A former University of South Florida teacher jailed for three years on secret evidence lost a federal appeal of a government decision denying him asylum and ordering that he and his wife be deported.
But the decision by the 11th U.S. Circuit Court of Appeals on Thursday does not bring Mazen Al-Najjar and his wife, Fedaa, any closer the deportation.
Their attorneys say they are stateless Palestinians and no nation will accept them, especially because Al-Najjar has been falsely linked to terrorists.
The appeals court said their attorneys did not present sufficient evidence that they should receive asylum and denied a new hearing in the case.
"It's very much a disappointing decision," said Al-Najjar, 44. "It means the suffering we've experienced will never come to an end. It means I have no rights."
Al-Najjar, who has a doctorate in engineering and denies any terrorist links, said he expects his attorneys to ask for a rehearing before the full 11th Circuit.
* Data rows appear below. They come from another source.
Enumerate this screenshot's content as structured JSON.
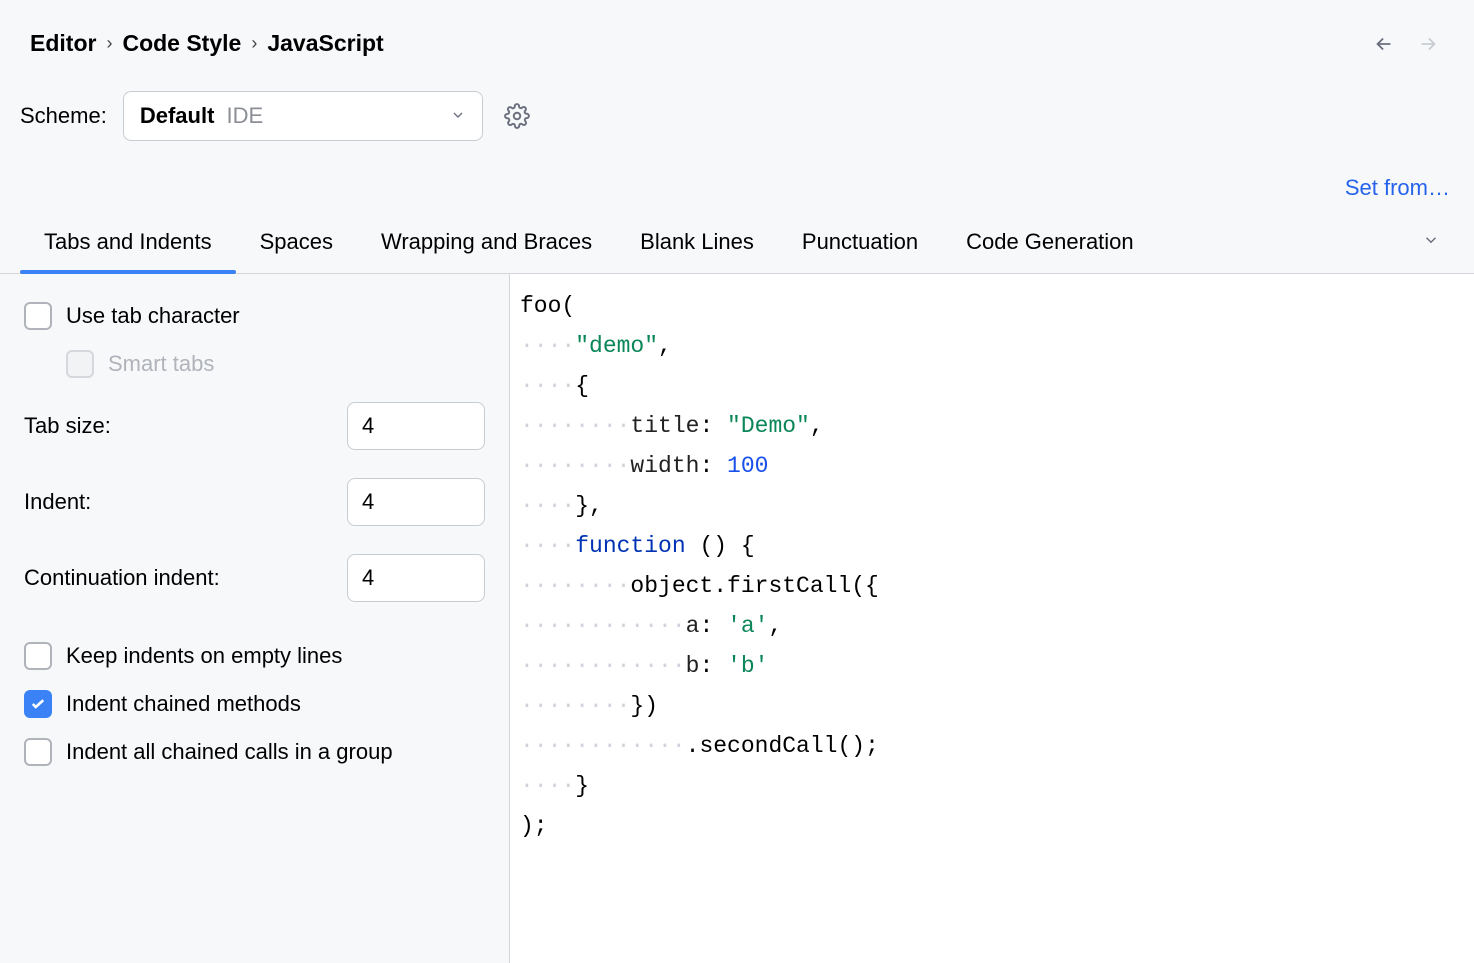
{
  "breadcrumb": [
    "Editor",
    "Code Style",
    "JavaScript"
  ],
  "scheme": {
    "label": "Scheme:",
    "name": "Default",
    "tag": "IDE"
  },
  "setfrom": "Set from…",
  "tabs": [
    "Tabs and Indents",
    "Spaces",
    "Wrapping and Braces",
    "Blank Lines",
    "Punctuation",
    "Code Generation"
  ],
  "active_tab": 0,
  "options": {
    "use_tab_character": {
      "label": "Use tab character",
      "checked": false
    },
    "smart_tabs": {
      "label": "Smart tabs",
      "checked": false,
      "disabled": true
    },
    "tab_size": {
      "label": "Tab size:",
      "value": "4"
    },
    "indent": {
      "label": "Indent:",
      "value": "4"
    },
    "continuation_indent": {
      "label": "Continuation indent:",
      "value": "4"
    },
    "keep_indents_empty": {
      "label": "Keep indents on empty lines",
      "checked": false
    },
    "indent_chained_methods": {
      "label": "Indent chained methods",
      "checked": true
    },
    "indent_all_chained_group": {
      "label": "Indent all chained calls in a group",
      "checked": false
    }
  },
  "code_preview": {
    "lines": [
      {
        "ws": "",
        "segs": [
          {
            "t": "plain",
            "v": "foo("
          }
        ]
      },
      {
        "ws": "····",
        "segs": [
          {
            "t": "str",
            "v": "\"demo\""
          },
          {
            "t": "plain",
            "v": ","
          }
        ]
      },
      {
        "ws": "····",
        "segs": [
          {
            "t": "plain",
            "v": "{"
          }
        ]
      },
      {
        "ws": "········",
        "segs": [
          {
            "t": "prop",
            "v": "title"
          },
          {
            "t": "plain",
            "v": ": "
          },
          {
            "t": "str",
            "v": "\"Demo\""
          },
          {
            "t": "plain",
            "v": ","
          }
        ]
      },
      {
        "ws": "········",
        "segs": [
          {
            "t": "prop",
            "v": "width"
          },
          {
            "t": "plain",
            "v": ": "
          },
          {
            "t": "num",
            "v": "100"
          }
        ]
      },
      {
        "ws": "····",
        "segs": [
          {
            "t": "plain",
            "v": "},"
          }
        ]
      },
      {
        "ws": "····",
        "segs": [
          {
            "t": "kw",
            "v": "function"
          },
          {
            "t": "plain",
            "v": " () {"
          }
        ]
      },
      {
        "ws": "········",
        "segs": [
          {
            "t": "plain",
            "v": "object.firstCall({"
          }
        ]
      },
      {
        "ws": "············",
        "segs": [
          {
            "t": "prop",
            "v": "a"
          },
          {
            "t": "plain",
            "v": ": "
          },
          {
            "t": "str",
            "v": "'a'"
          },
          {
            "t": "plain",
            "v": ","
          }
        ]
      },
      {
        "ws": "············",
        "segs": [
          {
            "t": "prop",
            "v": "b"
          },
          {
            "t": "plain",
            "v": ": "
          },
          {
            "t": "str",
            "v": "'b'"
          }
        ]
      },
      {
        "ws": "········",
        "segs": [
          {
            "t": "plain",
            "v": "})"
          }
        ]
      },
      {
        "ws": "············",
        "segs": [
          {
            "t": "plain",
            "v": ".secondCall();"
          }
        ]
      },
      {
        "ws": "····",
        "segs": [
          {
            "t": "plain",
            "v": "}"
          }
        ]
      },
      {
        "ws": "",
        "segs": [
          {
            "t": "plain",
            "v": ");"
          }
        ]
      }
    ]
  }
}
If he fails there, his attorneys will consider an appeal to the U.S. Supreme Court.
Deportation orders would send Al-Najjar to the United Arab Emirates and his wife to Saudi Arabia, their last places of residence before moving to the United States in the 1980s.
But David Cole, a Georgetown University Law professor who is one of several lawyers representing the couple, said neither country will accept them.
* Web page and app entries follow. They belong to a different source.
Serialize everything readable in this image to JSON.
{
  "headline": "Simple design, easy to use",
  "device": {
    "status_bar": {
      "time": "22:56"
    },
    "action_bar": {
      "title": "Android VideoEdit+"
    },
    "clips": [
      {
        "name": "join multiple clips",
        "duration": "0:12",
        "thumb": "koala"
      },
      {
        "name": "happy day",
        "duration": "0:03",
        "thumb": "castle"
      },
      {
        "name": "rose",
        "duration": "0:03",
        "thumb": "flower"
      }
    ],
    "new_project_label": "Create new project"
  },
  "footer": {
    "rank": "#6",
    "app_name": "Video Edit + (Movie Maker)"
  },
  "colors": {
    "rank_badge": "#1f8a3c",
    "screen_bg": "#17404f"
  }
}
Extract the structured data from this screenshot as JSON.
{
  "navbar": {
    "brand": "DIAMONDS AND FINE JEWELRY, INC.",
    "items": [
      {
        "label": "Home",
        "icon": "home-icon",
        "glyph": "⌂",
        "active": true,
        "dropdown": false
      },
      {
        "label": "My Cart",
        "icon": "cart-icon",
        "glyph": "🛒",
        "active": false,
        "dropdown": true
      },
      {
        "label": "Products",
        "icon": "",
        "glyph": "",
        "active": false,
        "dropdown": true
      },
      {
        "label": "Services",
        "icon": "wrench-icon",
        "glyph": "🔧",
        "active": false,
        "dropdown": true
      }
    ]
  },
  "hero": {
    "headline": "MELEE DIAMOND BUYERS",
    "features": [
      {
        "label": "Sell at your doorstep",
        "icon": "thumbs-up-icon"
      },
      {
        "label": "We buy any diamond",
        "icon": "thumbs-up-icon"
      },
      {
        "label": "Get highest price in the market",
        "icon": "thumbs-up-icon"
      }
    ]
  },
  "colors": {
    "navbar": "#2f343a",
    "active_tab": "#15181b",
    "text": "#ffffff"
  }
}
"As a practical matter, the decision doesn't mean a lot," Cole said. "Unless the government can find a country to accept them, it can't deport them. It is very likely they will remain in the U.S. in this stateless limbo indefinitely."
Since he was ordered deported in 1997 for overstaying a student visa, Al-Najjar was jailed more than three years as a threat and publicly accused of being an operative for Middle East terrorists.
Al-Najjar was released Dec. 15 when a judge ruled the government failed to give him due process by sharing some of its secret evidence so he could defend himself.
Justice Department attorneys seeking the couple's deportation could not immediately be reached for comment.